|Dr. Dennis Carayal, Chairman, Livestock agency|
Price control was abandoned as a policy in 1986 when the market was liberalized by allowing it to do the allocation with some regulatory framework provided to ensue fairness and openness.
However, since 1994 when Jammeh entered the scene, he has been unable to decide if the free market is his forte or he prefers the old Soviet-style, centrally-planned economy where the planners set the prices with total disregard to the supply and demand mechanism.
Dr. Dennis Carayol, Chairman of the Livestock Agency, convened a 'consultative meeting' of security personnel, government officials, livestock owners, butchers, Area councilmen and women to discuss meat prices. The regime believes that prices are artificially high and therefore should come down regardless of the cost to bringing the meat/cattle to market.
As livestock owners have tried explaining to the regime that most of their animals are bought in Senegal or Mauritania and normally priced in CFA francs, they cannot sell their animals at a loss. Similarly the butchers have argued that to sell at a lower price will result in their inability to realize returns that will sustain their business.
If it weren't because of the potential for these hard working livestock owners and butchers going to jail for selling their meat at market prices, we would have let the market do the talking for us. But since that's not a viable proposition, we thought we could put in our two cents worth of commentary by saying to Jammeh, once more, that his attempt at controlling prices will only result in shortages, bringing further hardship to ordinary Gambians which have suffered enough under the A(F)PRC regimes.
Jammeh has tried it of numerous other occasions without success.
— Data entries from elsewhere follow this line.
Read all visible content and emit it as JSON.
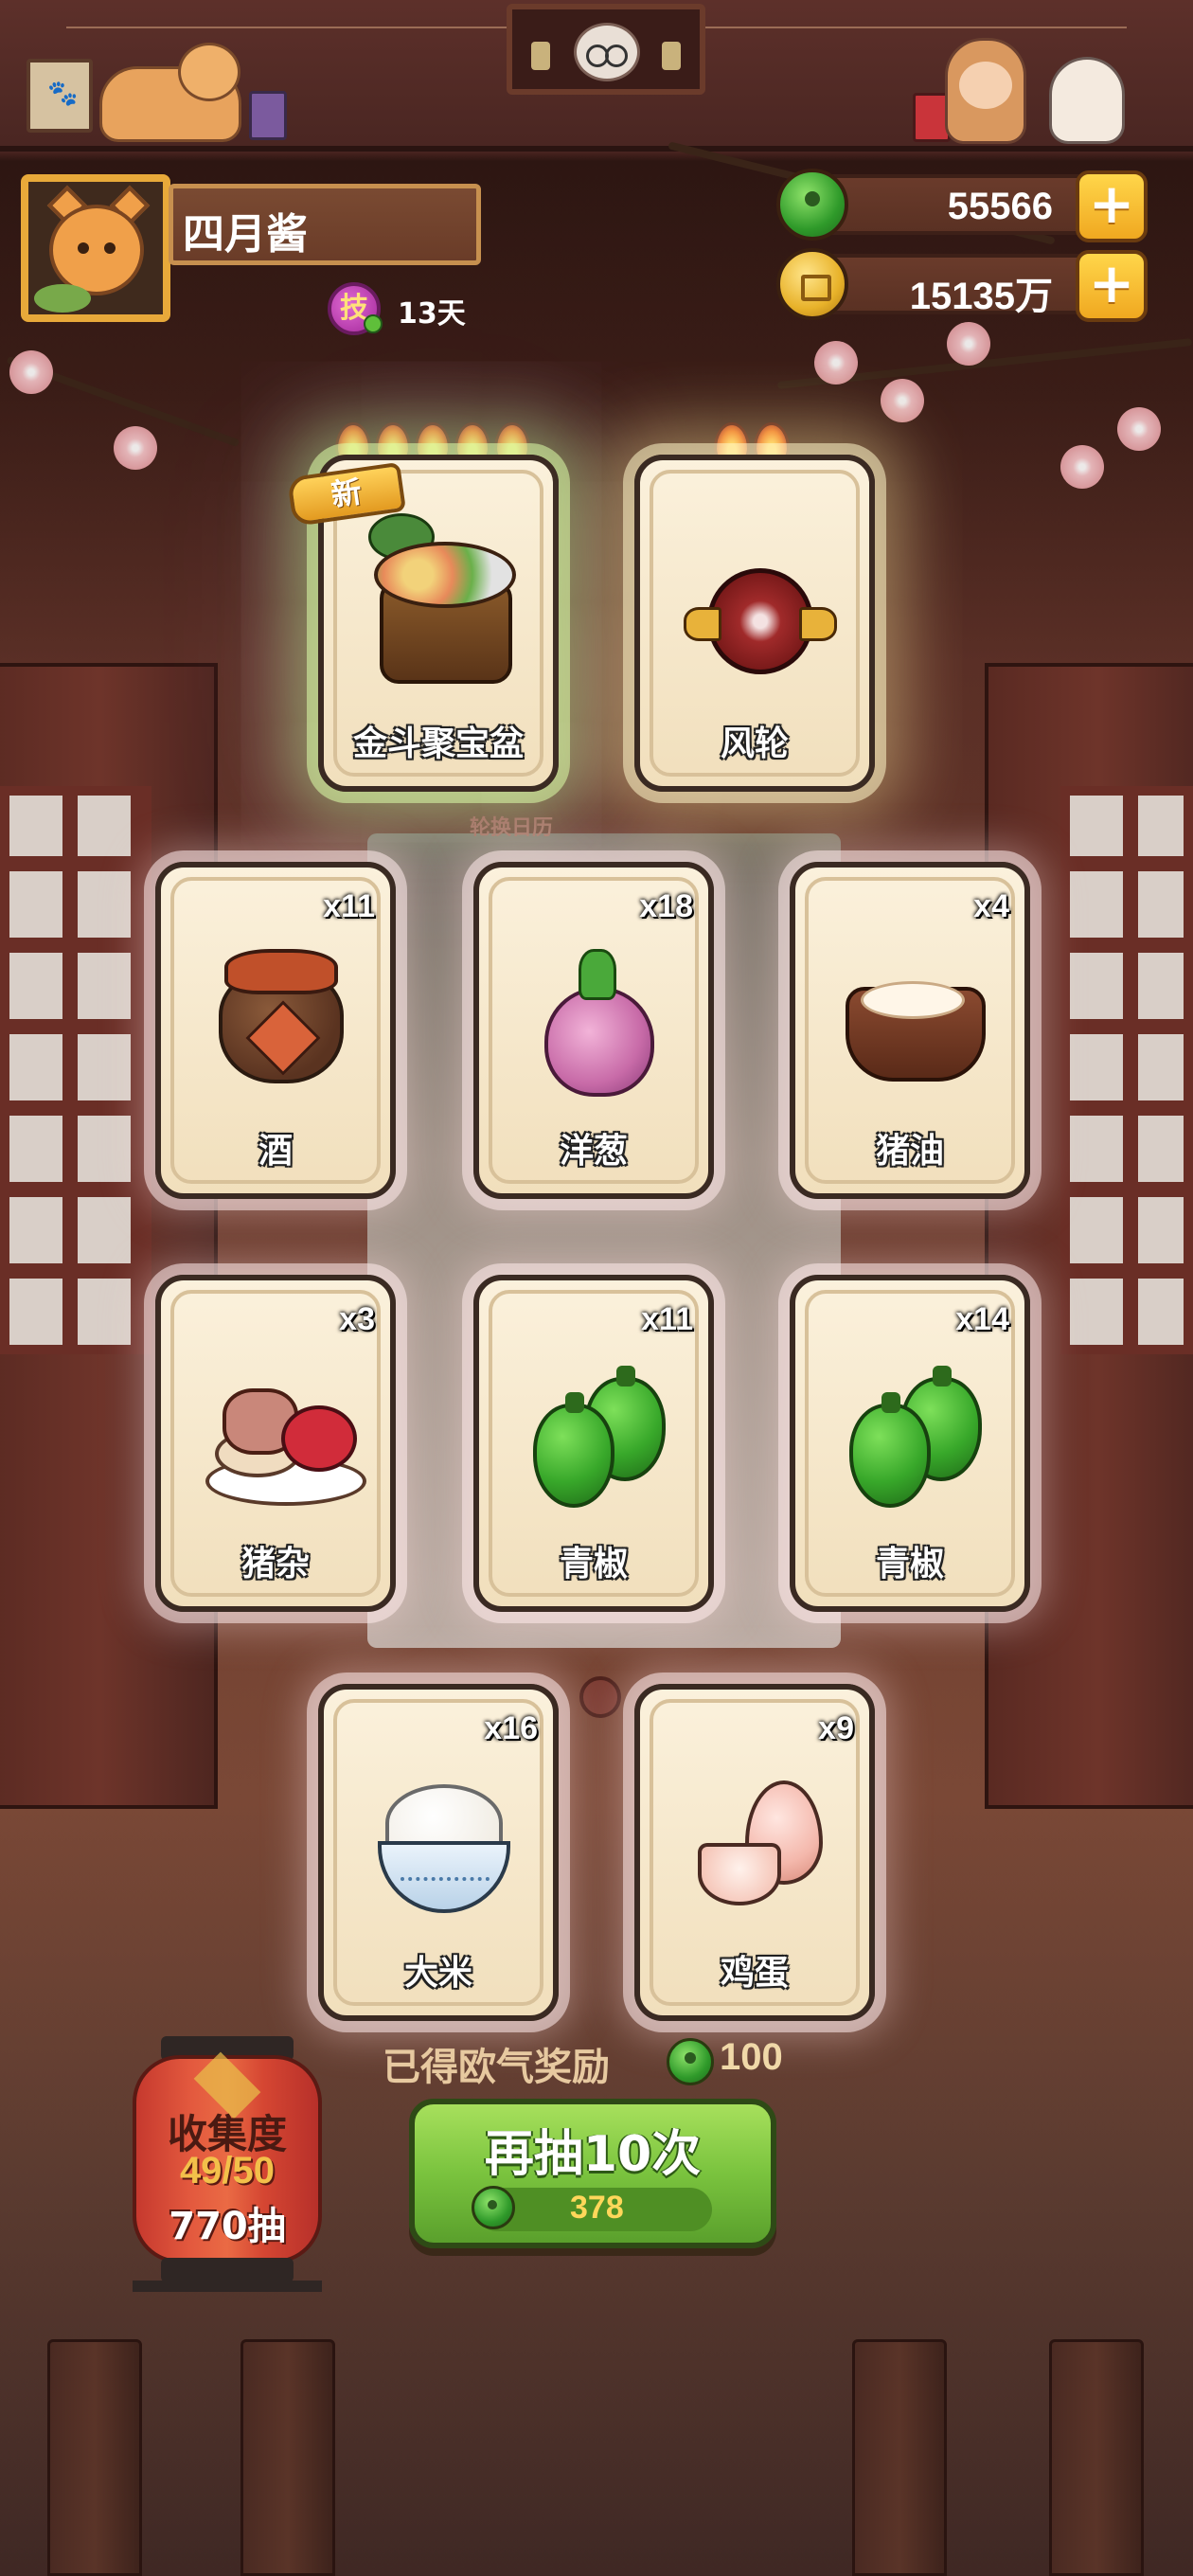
{
  "player": {
    "name": "四月酱",
    "skill_icon_text": "技",
    "days": "13天"
  },
  "currency": {
    "jade_value": "55566",
    "coin_value": "15135万",
    "plus_symbol": "+"
  },
  "featured_cards": [
    {
      "name": "金斗聚宝盆",
      "tag": "新",
      "flames": 5
    },
    {
      "name": "风轮",
      "flames": 2
    }
  ],
  "rotate_label": "轮换日历",
  "cards": [
    {
      "name": "酒",
      "count": "x11"
    },
    {
      "name": "洋葱",
      "count": "x18"
    },
    {
      "name": "猪油",
      "count": "x4"
    },
    {
      "name": "猪杂",
      "count": "x3"
    },
    {
      "name": "青椒",
      "count": "x11"
    },
    {
      "name": "青椒",
      "count": "x14"
    },
    {
      "name": "大米",
      "count": "x16"
    },
    {
      "name": "鸡蛋",
      "count": "x9"
    }
  ],
  "reward": {
    "label": "已得欧气奖励",
    "value": "100"
  },
  "draw_button": {
    "label": "再抽10次",
    "cost": "378"
  },
  "collection": {
    "title": "收集度",
    "progress": "49/50",
    "draws": "770抽"
  }
}
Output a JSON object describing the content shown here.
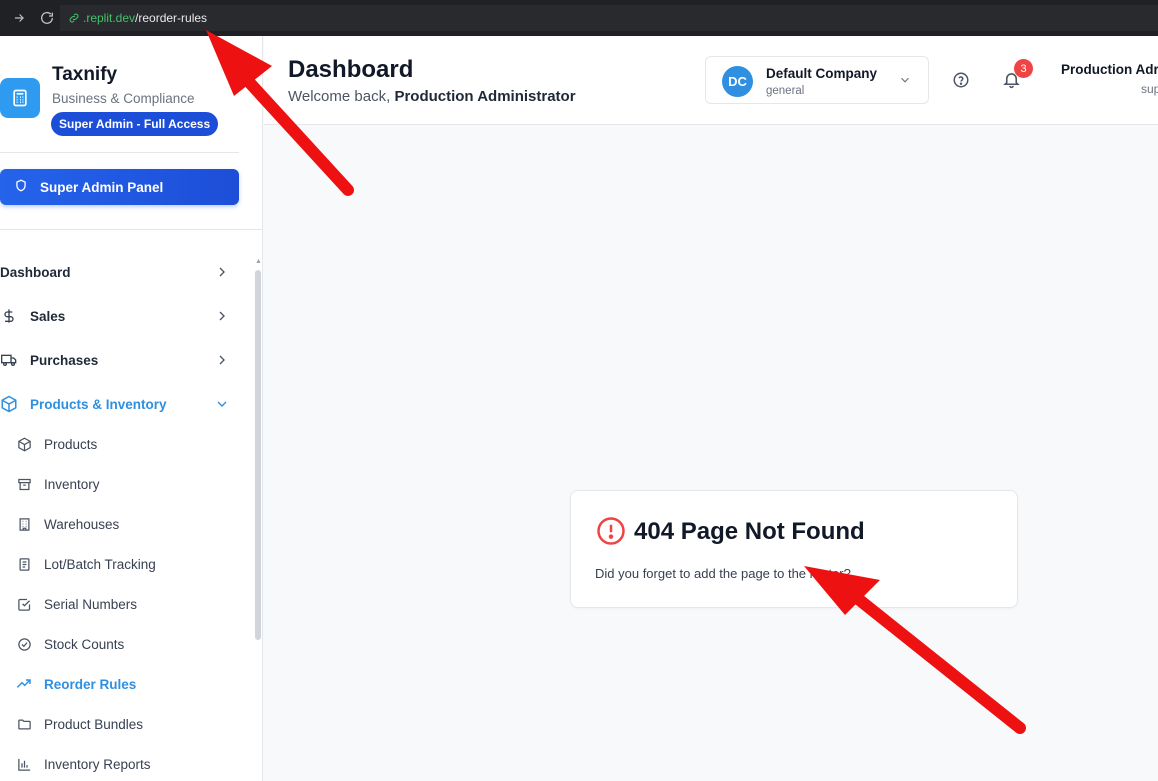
{
  "browser": {
    "url_domain": ".replit.dev",
    "url_path": "/reorder-rules"
  },
  "sidebar": {
    "brand_title": "Taxnify",
    "brand_subtitle": "Business & Compliance",
    "role_badge": "Super Admin - Full Access",
    "admin_button": "Super Admin Panel",
    "nav": [
      {
        "label": "Dashboard"
      },
      {
        "label": "Sales"
      },
      {
        "label": "Purchases"
      },
      {
        "label": "Products & Inventory"
      }
    ],
    "sub": [
      {
        "label": "Products"
      },
      {
        "label": "Inventory"
      },
      {
        "label": "Warehouses"
      },
      {
        "label": "Lot/Batch Tracking"
      },
      {
        "label": "Serial Numbers"
      },
      {
        "label": "Stock Counts"
      },
      {
        "label": "Reorder Rules"
      },
      {
        "label": "Product Bundles"
      },
      {
        "label": "Inventory Reports"
      }
    ]
  },
  "header": {
    "title": "Dashboard",
    "welcome_prefix": "Welcome back,",
    "welcome_name": "Production Administrator",
    "company_initials": "DC",
    "company_name": "Default Company",
    "company_type": "general",
    "notification_count": "3",
    "user_name": "Production Adr",
    "user_role": "sup"
  },
  "card": {
    "title": "404 Page Not Found",
    "message": "Did you forget to add the page to the router?"
  },
  "colors": {
    "accent": "#2f8fe0",
    "primary_button": "#2563eb",
    "error": "#ef4444",
    "annotation_arrow": "#ee1111"
  }
}
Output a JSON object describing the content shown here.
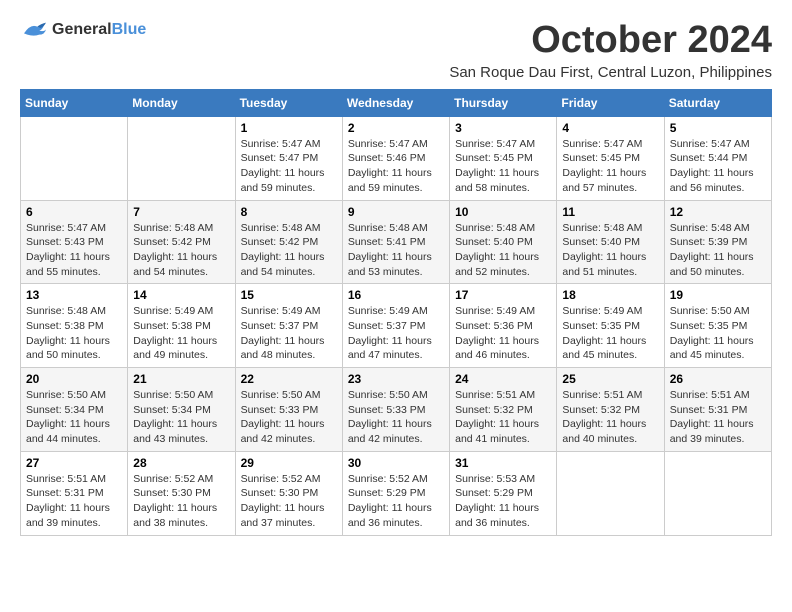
{
  "header": {
    "logo": {
      "general": "General",
      "blue": "Blue"
    },
    "title": "October 2024",
    "subtitle": "San Roque Dau First, Central Luzon, Philippines"
  },
  "weekdays": [
    "Sunday",
    "Monday",
    "Tuesday",
    "Wednesday",
    "Thursday",
    "Friday",
    "Saturday"
  ],
  "weeks": [
    [
      {
        "day": "",
        "content": ""
      },
      {
        "day": "",
        "content": ""
      },
      {
        "day": "1",
        "content": "Sunrise: 5:47 AM\nSunset: 5:47 PM\nDaylight: 11 hours and 59 minutes."
      },
      {
        "day": "2",
        "content": "Sunrise: 5:47 AM\nSunset: 5:46 PM\nDaylight: 11 hours and 59 minutes."
      },
      {
        "day": "3",
        "content": "Sunrise: 5:47 AM\nSunset: 5:45 PM\nDaylight: 11 hours and 58 minutes."
      },
      {
        "day": "4",
        "content": "Sunrise: 5:47 AM\nSunset: 5:45 PM\nDaylight: 11 hours and 57 minutes."
      },
      {
        "day": "5",
        "content": "Sunrise: 5:47 AM\nSunset: 5:44 PM\nDaylight: 11 hours and 56 minutes."
      }
    ],
    [
      {
        "day": "6",
        "content": "Sunrise: 5:47 AM\nSunset: 5:43 PM\nDaylight: 11 hours and 55 minutes."
      },
      {
        "day": "7",
        "content": "Sunrise: 5:48 AM\nSunset: 5:42 PM\nDaylight: 11 hours and 54 minutes."
      },
      {
        "day": "8",
        "content": "Sunrise: 5:48 AM\nSunset: 5:42 PM\nDaylight: 11 hours and 54 minutes."
      },
      {
        "day": "9",
        "content": "Sunrise: 5:48 AM\nSunset: 5:41 PM\nDaylight: 11 hours and 53 minutes."
      },
      {
        "day": "10",
        "content": "Sunrise: 5:48 AM\nSunset: 5:40 PM\nDaylight: 11 hours and 52 minutes."
      },
      {
        "day": "11",
        "content": "Sunrise: 5:48 AM\nSunset: 5:40 PM\nDaylight: 11 hours and 51 minutes."
      },
      {
        "day": "12",
        "content": "Sunrise: 5:48 AM\nSunset: 5:39 PM\nDaylight: 11 hours and 50 minutes."
      }
    ],
    [
      {
        "day": "13",
        "content": "Sunrise: 5:48 AM\nSunset: 5:38 PM\nDaylight: 11 hours and 50 minutes."
      },
      {
        "day": "14",
        "content": "Sunrise: 5:49 AM\nSunset: 5:38 PM\nDaylight: 11 hours and 49 minutes."
      },
      {
        "day": "15",
        "content": "Sunrise: 5:49 AM\nSunset: 5:37 PM\nDaylight: 11 hours and 48 minutes."
      },
      {
        "day": "16",
        "content": "Sunrise: 5:49 AM\nSunset: 5:37 PM\nDaylight: 11 hours and 47 minutes."
      },
      {
        "day": "17",
        "content": "Sunrise: 5:49 AM\nSunset: 5:36 PM\nDaylight: 11 hours and 46 minutes."
      },
      {
        "day": "18",
        "content": "Sunrise: 5:49 AM\nSunset: 5:35 PM\nDaylight: 11 hours and 45 minutes."
      },
      {
        "day": "19",
        "content": "Sunrise: 5:50 AM\nSunset: 5:35 PM\nDaylight: 11 hours and 45 minutes."
      }
    ],
    [
      {
        "day": "20",
        "content": "Sunrise: 5:50 AM\nSunset: 5:34 PM\nDaylight: 11 hours and 44 minutes."
      },
      {
        "day": "21",
        "content": "Sunrise: 5:50 AM\nSunset: 5:34 PM\nDaylight: 11 hours and 43 minutes."
      },
      {
        "day": "22",
        "content": "Sunrise: 5:50 AM\nSunset: 5:33 PM\nDaylight: 11 hours and 42 minutes."
      },
      {
        "day": "23",
        "content": "Sunrise: 5:50 AM\nSunset: 5:33 PM\nDaylight: 11 hours and 42 minutes."
      },
      {
        "day": "24",
        "content": "Sunrise: 5:51 AM\nSunset: 5:32 PM\nDaylight: 11 hours and 41 minutes."
      },
      {
        "day": "25",
        "content": "Sunrise: 5:51 AM\nSunset: 5:32 PM\nDaylight: 11 hours and 40 minutes."
      },
      {
        "day": "26",
        "content": "Sunrise: 5:51 AM\nSunset: 5:31 PM\nDaylight: 11 hours and 39 minutes."
      }
    ],
    [
      {
        "day": "27",
        "content": "Sunrise: 5:51 AM\nSunset: 5:31 PM\nDaylight: 11 hours and 39 minutes."
      },
      {
        "day": "28",
        "content": "Sunrise: 5:52 AM\nSunset: 5:30 PM\nDaylight: 11 hours and 38 minutes."
      },
      {
        "day": "29",
        "content": "Sunrise: 5:52 AM\nSunset: 5:30 PM\nDaylight: 11 hours and 37 minutes."
      },
      {
        "day": "30",
        "content": "Sunrise: 5:52 AM\nSunset: 5:29 PM\nDaylight: 11 hours and 36 minutes."
      },
      {
        "day": "31",
        "content": "Sunrise: 5:53 AM\nSunset: 5:29 PM\nDaylight: 11 hours and 36 minutes."
      },
      {
        "day": "",
        "content": ""
      },
      {
        "day": "",
        "content": ""
      }
    ]
  ]
}
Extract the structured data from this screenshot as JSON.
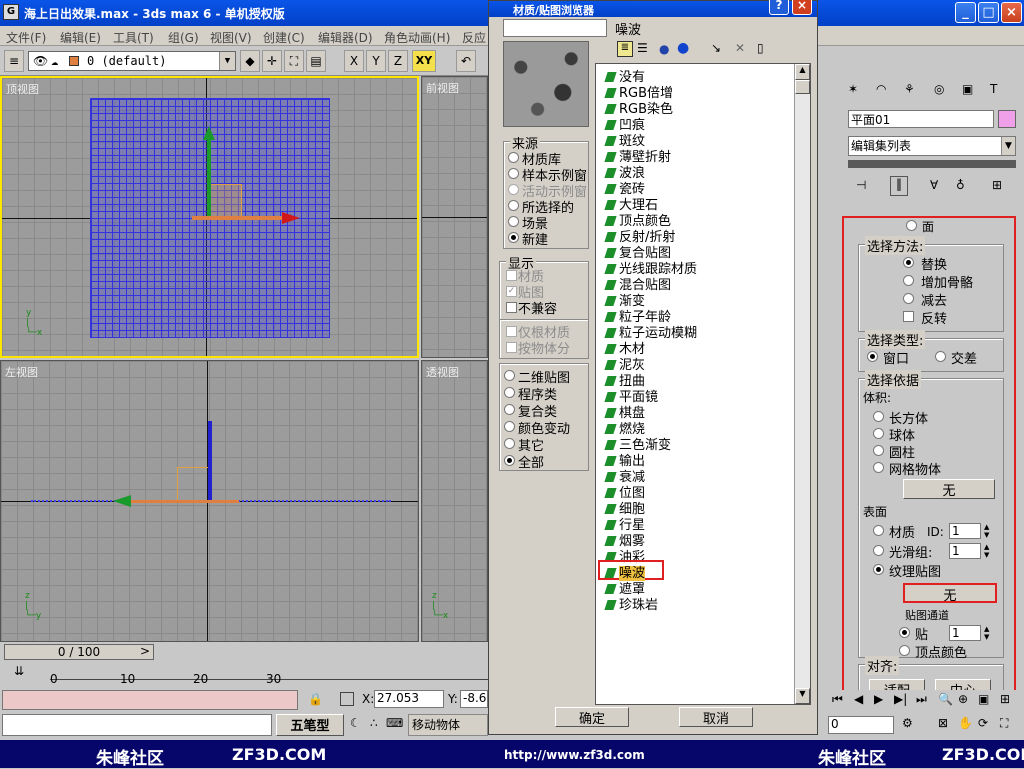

To repeat the same stupid exercise, year in, year out, is further testimony that the regime of Yaya Jammeh has run out of ideas. In fact, they had no idea in the first instance on how to govern the country which has led to Gambia's current predicament.
Our advise is : Allow the market to work for the benefit of all, including the abattoir which now belongs to Yaya Jammeh.